### THE PROBLEM:
Look through the listing underneath for "kind", and copy every line that has it.

### TASK MATERIAL:
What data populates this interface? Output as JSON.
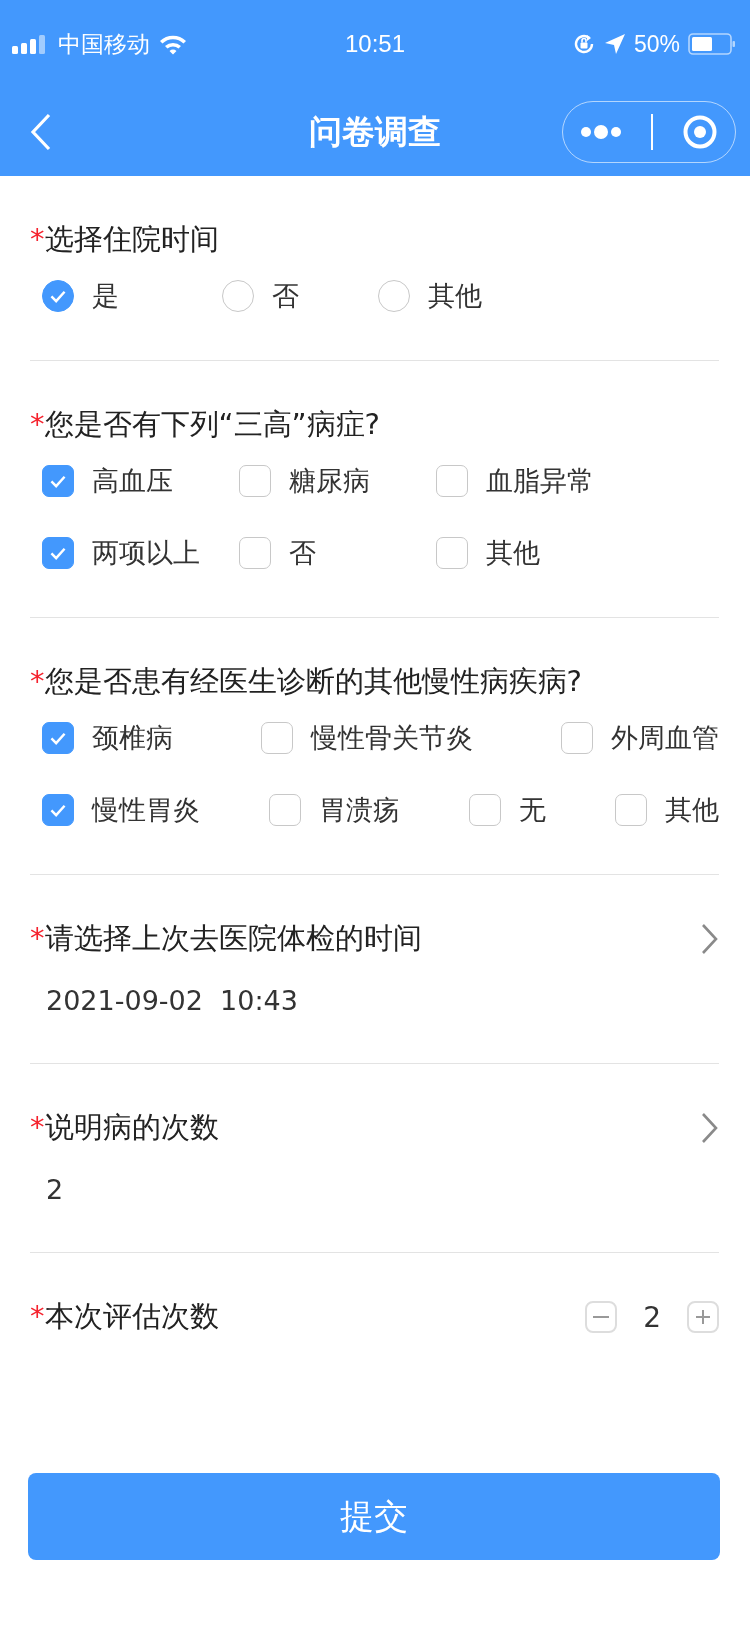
{
  "status_bar": {
    "carrier": "中国移动",
    "time": "10:51",
    "battery_text": "50%"
  },
  "nav": {
    "title": "问卷调查"
  },
  "questions": [
    {
      "kind": "radio",
      "mark": "*",
      "title": "选择住院时间",
      "rows": [
        {
          "options": [
            {
              "label": "是",
              "selected": true
            },
            {
              "label": "否",
              "selected": false
            },
            {
              "label": "其他",
              "selected": false
            }
          ]
        }
      ]
    },
    {
      "kind": "checkbox",
      "mark": "*",
      "title": "您是否有下列“三高”病症?",
      "rows": [
        {
          "options": [
            {
              "label": "高血压",
              "checked": true
            },
            {
              "label": "糖尿病",
              "checked": false
            },
            {
              "label": "血脂异常",
              "checked": false
            }
          ]
        },
        {
          "options": [
            {
              "label": "两项以上",
              "checked": true
            },
            {
              "label": "否",
              "checked": false
            },
            {
              "label": "其他",
              "checked": false
            }
          ]
        }
      ]
    },
    {
      "kind": "checkbox-wide",
      "mark": "*",
      "title": "您是否患有经医生诊断的其他慢性病疾病?",
      "rows": [
        {
          "options": [
            {
              "label": "颈椎病",
              "checked": true
            },
            {
              "label": "慢性骨关节炎",
              "checked": false
            },
            {
              "label": "外周血管",
              "checked": false
            }
          ]
        },
        {
          "options": [
            {
              "label": "慢性胃炎",
              "checked": true
            },
            {
              "label": "胃溃疡",
              "checked": false
            },
            {
              "label": "无",
              "checked": false
            },
            {
              "label": "其他",
              "checked": false
            }
          ]
        }
      ]
    },
    {
      "kind": "picker",
      "mark": "*",
      "title": "请选择上次去医院体检的时间",
      "value": "2021-09-02  10:43"
    },
    {
      "kind": "picker",
      "mark": "*",
      "title": "说明病的次数",
      "value": "2"
    },
    {
      "kind": "stepper",
      "mark": "*",
      "title": "本次评估次数",
      "value": "2"
    }
  ],
  "submit": {
    "label": "提交"
  }
}
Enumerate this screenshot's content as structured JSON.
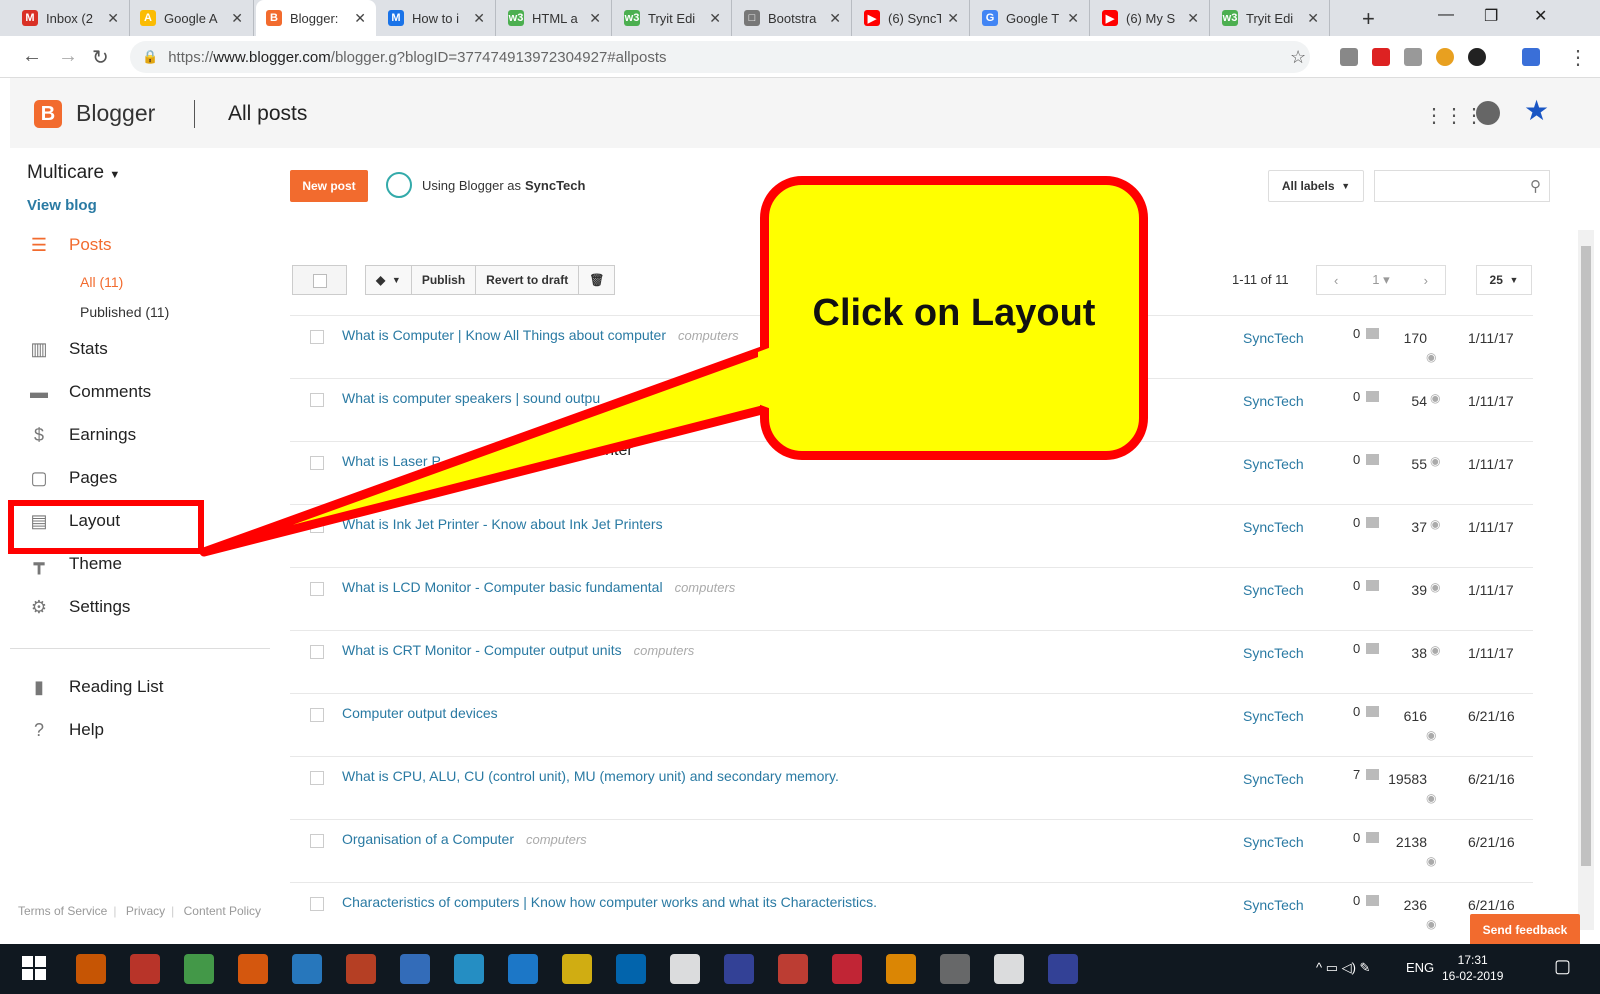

### SOLUTION BELOW:
      "kind": "radio",
      "kind": "checkbox",
      "kind": "checkbox-wide",
      "kind": "picker",
      "kind": "picker",
      "kind": "stepper",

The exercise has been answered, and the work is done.